▸ TASK TO CARRY OUT: Please could you give again the lines from the one holding "Output a JSON" through the final line of the data below, exactly, with no other lines?

━━ EXTRACTED RECORDS ━━

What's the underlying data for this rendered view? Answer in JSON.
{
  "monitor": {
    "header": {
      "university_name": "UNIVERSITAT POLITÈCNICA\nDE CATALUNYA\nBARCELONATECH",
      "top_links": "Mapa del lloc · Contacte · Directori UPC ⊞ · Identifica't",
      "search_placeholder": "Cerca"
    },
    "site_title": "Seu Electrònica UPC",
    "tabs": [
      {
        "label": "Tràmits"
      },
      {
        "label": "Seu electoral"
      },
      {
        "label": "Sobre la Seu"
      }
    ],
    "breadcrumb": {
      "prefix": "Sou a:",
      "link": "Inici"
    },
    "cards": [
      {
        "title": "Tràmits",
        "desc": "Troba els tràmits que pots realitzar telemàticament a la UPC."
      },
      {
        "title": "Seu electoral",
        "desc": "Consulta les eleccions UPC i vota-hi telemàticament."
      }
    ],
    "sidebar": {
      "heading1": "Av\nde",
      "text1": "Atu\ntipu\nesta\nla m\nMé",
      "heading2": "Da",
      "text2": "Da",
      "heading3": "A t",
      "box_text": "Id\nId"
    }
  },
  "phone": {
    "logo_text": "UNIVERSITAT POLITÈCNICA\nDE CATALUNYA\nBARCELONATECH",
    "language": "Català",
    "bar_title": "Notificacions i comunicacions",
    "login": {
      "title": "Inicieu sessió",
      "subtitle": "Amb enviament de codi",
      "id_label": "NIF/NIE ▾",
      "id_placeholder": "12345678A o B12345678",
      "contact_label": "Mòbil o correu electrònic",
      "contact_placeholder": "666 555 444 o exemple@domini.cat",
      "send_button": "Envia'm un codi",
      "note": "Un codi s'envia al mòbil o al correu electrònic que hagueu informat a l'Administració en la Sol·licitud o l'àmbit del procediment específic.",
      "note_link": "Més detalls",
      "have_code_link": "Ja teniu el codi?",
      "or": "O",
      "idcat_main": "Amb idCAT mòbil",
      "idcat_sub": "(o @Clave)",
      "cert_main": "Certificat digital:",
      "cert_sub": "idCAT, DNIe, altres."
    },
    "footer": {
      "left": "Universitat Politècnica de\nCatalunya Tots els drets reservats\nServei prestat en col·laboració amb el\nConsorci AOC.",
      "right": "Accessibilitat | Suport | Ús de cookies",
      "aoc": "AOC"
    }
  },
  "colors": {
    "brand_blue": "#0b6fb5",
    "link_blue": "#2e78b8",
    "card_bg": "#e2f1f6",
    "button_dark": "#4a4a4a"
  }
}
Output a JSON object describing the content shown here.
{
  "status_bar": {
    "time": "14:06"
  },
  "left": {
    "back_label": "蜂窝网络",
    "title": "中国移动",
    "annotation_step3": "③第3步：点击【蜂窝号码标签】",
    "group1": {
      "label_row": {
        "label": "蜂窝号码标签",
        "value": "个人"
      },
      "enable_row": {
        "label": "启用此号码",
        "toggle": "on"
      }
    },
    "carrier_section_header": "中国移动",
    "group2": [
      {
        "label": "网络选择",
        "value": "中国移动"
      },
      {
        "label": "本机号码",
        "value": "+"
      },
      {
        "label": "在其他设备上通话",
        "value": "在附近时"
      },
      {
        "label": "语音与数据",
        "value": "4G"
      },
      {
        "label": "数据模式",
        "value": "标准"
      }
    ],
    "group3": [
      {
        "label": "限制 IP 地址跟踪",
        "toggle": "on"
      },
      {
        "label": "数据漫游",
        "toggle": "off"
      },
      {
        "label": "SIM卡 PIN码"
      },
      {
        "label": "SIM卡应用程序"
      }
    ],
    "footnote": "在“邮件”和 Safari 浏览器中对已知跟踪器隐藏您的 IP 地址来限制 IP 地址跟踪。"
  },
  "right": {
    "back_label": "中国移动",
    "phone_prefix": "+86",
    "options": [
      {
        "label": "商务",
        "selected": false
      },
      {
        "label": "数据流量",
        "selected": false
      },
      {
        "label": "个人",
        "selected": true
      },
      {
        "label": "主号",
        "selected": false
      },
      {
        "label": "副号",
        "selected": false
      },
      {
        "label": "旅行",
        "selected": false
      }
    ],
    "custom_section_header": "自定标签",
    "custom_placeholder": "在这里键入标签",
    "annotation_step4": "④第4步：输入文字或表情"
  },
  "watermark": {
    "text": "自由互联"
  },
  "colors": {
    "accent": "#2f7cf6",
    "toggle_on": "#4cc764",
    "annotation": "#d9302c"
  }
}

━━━

▸ COMPLETED EXERCISE:
Output a JSON object describing the content shown here.
{
  "status_bar": {
    "time": "14:06"
  },
  "left": {
    "back_label": "蜂窝网络",
    "title": "中国移动",
    "annotation_step3": "③第3步：点击【蜂窝号码标签】",
    "group1": {
      "label_row": {
        "label": "蜂窝号码标签",
        "value": "个人"
      },
      "enable_row": {
        "label": "启用此号码",
        "toggle": "on"
      }
    },
    "carrier_section_header": "中国移动",
    "group2": [
      {
        "label": "网络选择",
        "value": "中国移动"
      },
      {
        "label": "本机号码",
        "value": "+"
      },
      {
        "label": "在其他设备上通话",
        "value": "在附近时"
      },
      {
        "label": "语音与数据",
        "value": "4G"
      },
      {
        "label": "数据模式",
        "value": "标准"
      }
    ],
    "group3": [
      {
        "label": "限制 IP 地址跟踪",
        "toggle": "on"
      },
      {
        "label": "数据漫游",
        "toggle": "off"
      },
      {
        "label": "SIM卡 PIN码"
      },
      {
        "label": "SIM卡应用程序"
      }
    ],
    "footnote": "在“邮件”和 Safari 浏览器中对已知跟踪器隐藏您的 IP 地址来限制 IP 地址跟踪。"
  },
  "right": {
    "back_label": "中国移动",
    "phone_prefix": "+86",
    "options": [
      {
        "label": "商务",
        "selected": false
      },
      {
        "label": "数据流量",
        "selected": false
      },
      {
        "label": "个人",
        "selected": true
      },
      {
        "label": "主号",
        "selected": false
      },
      {
        "label": "副号",
        "selected": false
      },
      {
        "label": "旅行",
        "selected": false
      }
    ],
    "custom_section_header": "自定标签",
    "custom_placeholder": "在这里键入标签",
    "annotation_step4": "④第4步：输入文字或表情"
  },
  "watermark": {
    "text": "自由互联"
  },
  "colors": {
    "accent": "#2f7cf6",
    "toggle_on": "#4cc764",
    "annotation": "#d9302c"
  }
}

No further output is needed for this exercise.